Treasury attributed the decline in trial modifications, in part, to new program requirements that began on June 1, 2010. From that day forward, lenders were required to establish HAMP eligibility by “using verified information rather than the verbal financial information that was initially accepted for all HAMP trial periods,” the report noted.  

Moreover, the GAO pointed out that despite HAMP, national data on default and foreclosure rates shows that many homeowners continue to struggle with making their mortgage payments.

“As of June 2010, an estimated 4.6 percent of all mortgages nationwide were in some stage of foreclosure,” stated the GAO. “Default rates (loans 90 days or more past due) in the second quarter of 2010 were still more than five times higher than they were at the start of 2005, increasing from less than 1 percent to roughly 4.5 percent of all mortgages.”
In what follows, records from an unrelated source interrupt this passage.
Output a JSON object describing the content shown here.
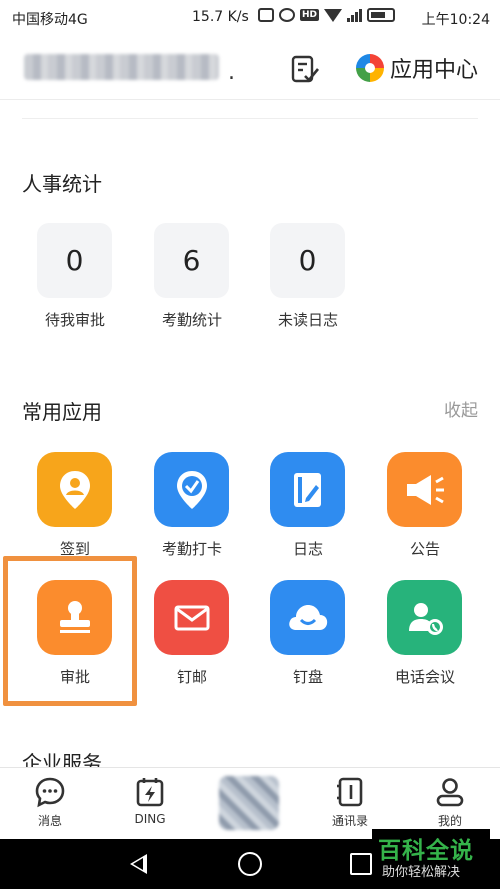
{
  "status_bar": {
    "carrier": "中国移动4G",
    "speed": "15.7 K/s",
    "hd": "HD",
    "time": "上午10:24"
  },
  "header": {
    "org_name": "",
    "org_suffix": ".",
    "app_center_label": "应用中心"
  },
  "hr_stats": {
    "title": "人事统计",
    "items": [
      {
        "value": "0",
        "label": "待我审批"
      },
      {
        "value": "6",
        "label": "考勤统计"
      },
      {
        "value": "0",
        "label": "未读日志"
      }
    ]
  },
  "common_apps": {
    "title": "常用应用",
    "collapse_label": "收起",
    "apps": [
      {
        "label": "签到",
        "icon": "location-pin-icon",
        "color": "#f7a51b"
      },
      {
        "label": "考勤打卡",
        "icon": "location-check-icon",
        "color": "#2f8cf0"
      },
      {
        "label": "日志",
        "icon": "notebook-pen-icon",
        "color": "#2f8cf0"
      },
      {
        "label": "公告",
        "icon": "megaphone-icon",
        "color": "#fb8c2d"
      },
      {
        "label": "审批",
        "icon": "stamp-icon",
        "color": "#fb8c2d"
      },
      {
        "label": "钉邮",
        "icon": "envelope-icon",
        "color": "#ef4f43"
      },
      {
        "label": "钉盘",
        "icon": "cloud-icon",
        "color": "#2f8cf0"
      },
      {
        "label": "电话会议",
        "icon": "phone-contact-icon",
        "color": "#27b37b"
      }
    ]
  },
  "enterprise_services": {
    "title": "企业服务"
  },
  "bottom_nav": {
    "items": [
      {
        "label": "消息",
        "icon": "chat-bubble-icon"
      },
      {
        "label": "DING",
        "icon": "ding-lightning-icon"
      },
      {
        "label": "",
        "icon": "workbench-icon"
      },
      {
        "label": "通讯录",
        "icon": "contacts-book-icon"
      },
      {
        "label": "我的",
        "icon": "profile-icon"
      }
    ]
  },
  "watermark": {
    "title": "百科全说",
    "subtitle": "助你轻松解决"
  },
  "colors": {
    "highlight": "#f0913f",
    "blue": "#2f8cf0",
    "orange": "#fb8c2d",
    "yellow": "#f7a51b",
    "red": "#ef4f43",
    "green": "#27b37b"
  }
}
“Foreclosure starts grew from about 0.4 percent to about 1.1 percent during this period, meaning roughly 490,000 mortgages entered the foreclosure process in the second quarter of 2010, compared with about 165,000 in the first quarter of 2005,” added the GAO. “Finally, as of the end of the second quarter of 2010, loans in the foreclosure inventory have increased more than three times since the first quarter of 2005, to more than 2 million loans.”

Treasury instituted HAMP in April 2009, authorizing the program to use up to $75 billion-- including $50 billion in Troubled Assets Relief Program (TARP) funds and $25 billion provided by government-owned Fannie Mae and Freddie Mac. So far, approximately $500 million have been disbursed under HAMP.
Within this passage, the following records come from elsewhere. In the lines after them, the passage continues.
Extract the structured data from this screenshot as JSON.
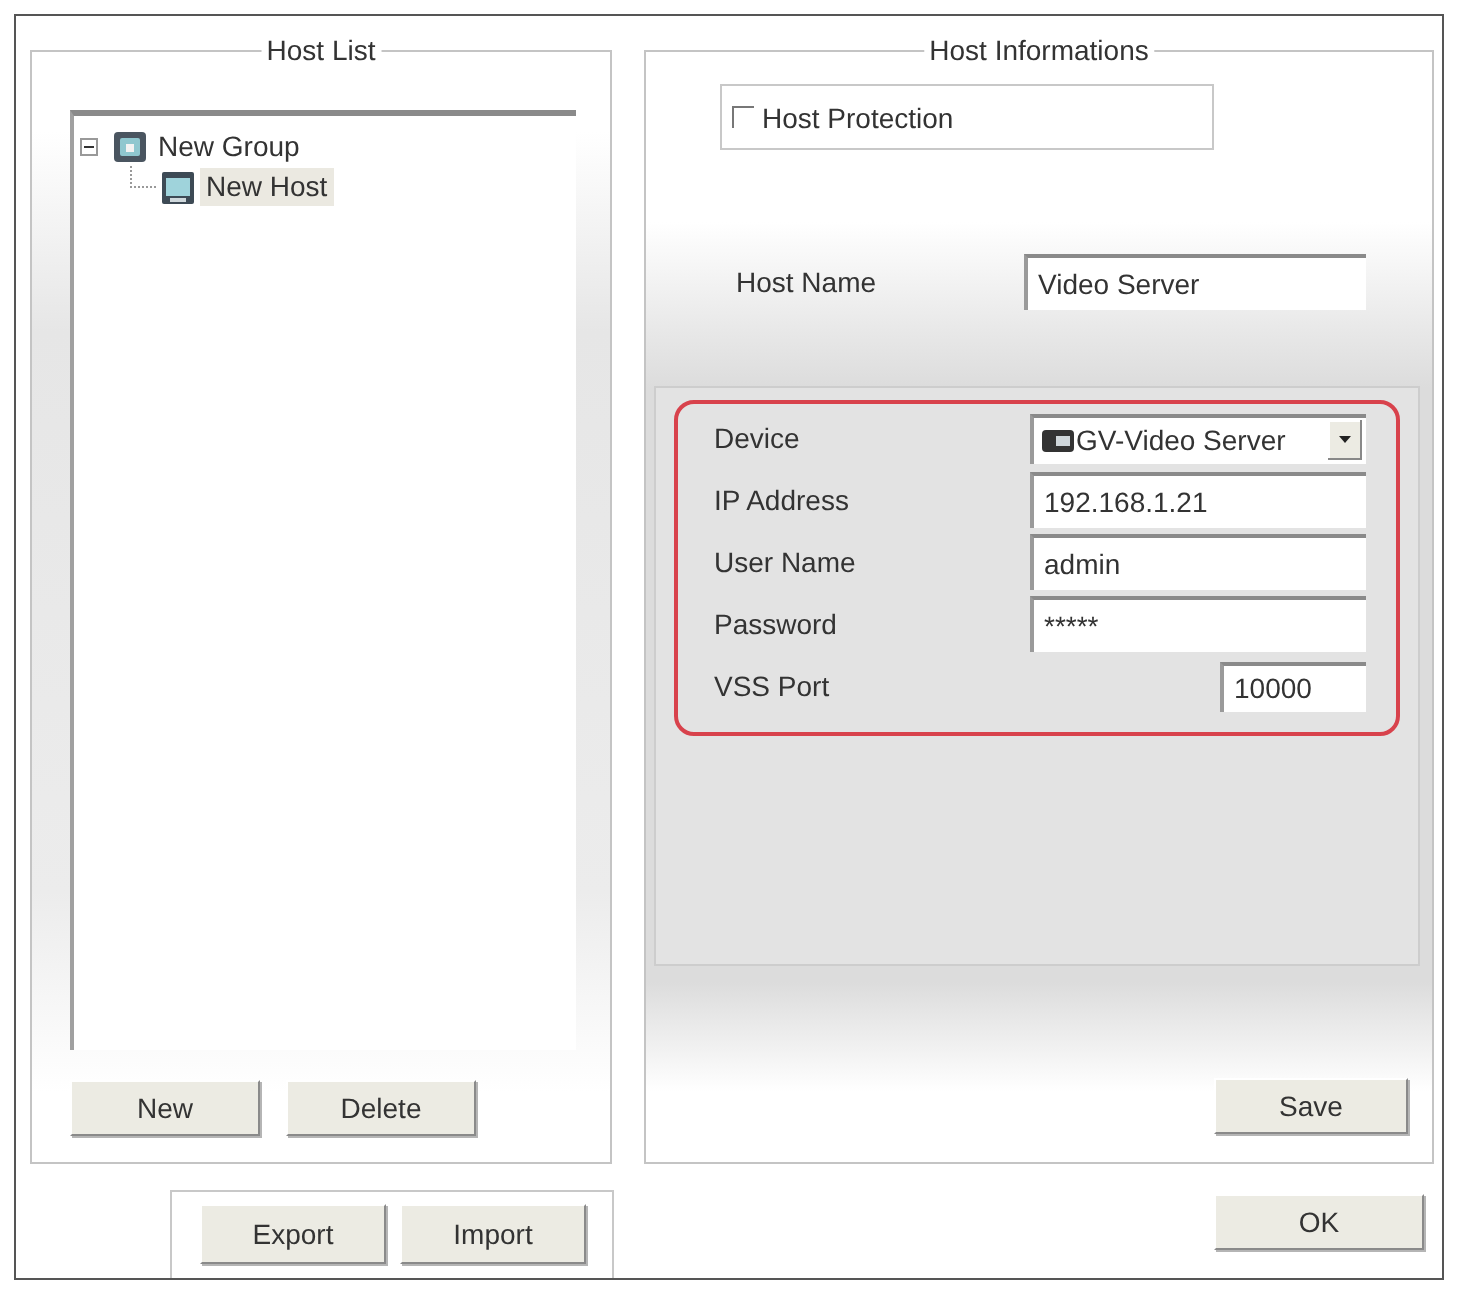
{
  "host_list": {
    "title": "Host List",
    "tree": [
      {
        "label": "New Group",
        "expanded": true,
        "selected": false,
        "children": [
          {
            "label": "New Host",
            "selected": true
          }
        ]
      }
    ],
    "new_button": "New",
    "delete_button": "Delete"
  },
  "host_informations": {
    "title": "Host Informations",
    "host_protection": {
      "label": "Host Protection",
      "checked": false
    },
    "host_name": {
      "label": "Host Name",
      "value": "Video Server"
    },
    "fields": [
      {
        "kind": "dropdown",
        "label": "Device",
        "value": "GV-Video Server"
      },
      {
        "kind": "text",
        "label": "IP Address",
        "value": "192.168.1.21"
      },
      {
        "kind": "text",
        "label": "User Name",
        "value": "admin"
      },
      {
        "kind": "text",
        "label": "Password",
        "value": "*****"
      },
      {
        "kind": "short",
        "label": "VSS Port",
        "value": "10000"
      }
    ],
    "save_button": "Save"
  },
  "export_button": "Export",
  "import_button": "Import",
  "ok_button": "OK"
}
Though HAMP has not met expectations, the GAO pointed out that in March 2010, Treasury announced the creation of four additional TARP-funded homeowner assistance programs “in an effort to reach a broader range of borrowers, including those who are unemployed or have mortgages with high loan-to-value ratios,” according to GAO.

“The newly announced programs have had very limited activity to date and Treasury continues to face challenges in expeditiously implementing a prudent design for these programs, as GAO recommended in a June 2010 report,” the report noted.

A closely watched index shows home prices tumbling by the sharpest annual rate ever in July, but the rate of decline is slowing.

As of Sept. 30, 2010, $543 million in unrecoverable in funds had been disbursed for TARP housing programs, according to the GAO, including the estimated $500 million disbursed for HAMP, the Treasury’s primary homeowner assistance program.   

It is not known how many borrowers have been – or will be -- helped under the additional housing programs to GAO.

TARP, which was created under President Bush in 2008, gave the U.S. Department of the Treasury the authority to purchase or guarantee “troubled assets” -- mortgages and mortgage-backed securities, that were “deemed to be at the heart of the [financial] crisis, along with any other financial instrument Treasury determined that it needed to purchase to help stabilize the financial system,” noted the GAO.

However, the Dodd-Frank Wall Street Reform and Consumer Protection Act (Dodd-Frank Act), signed into law on July 21, 2010, set a new spending ceiling for TARP, in effect prohibiting Treasury from incurring any additional obligations, the GAO noted.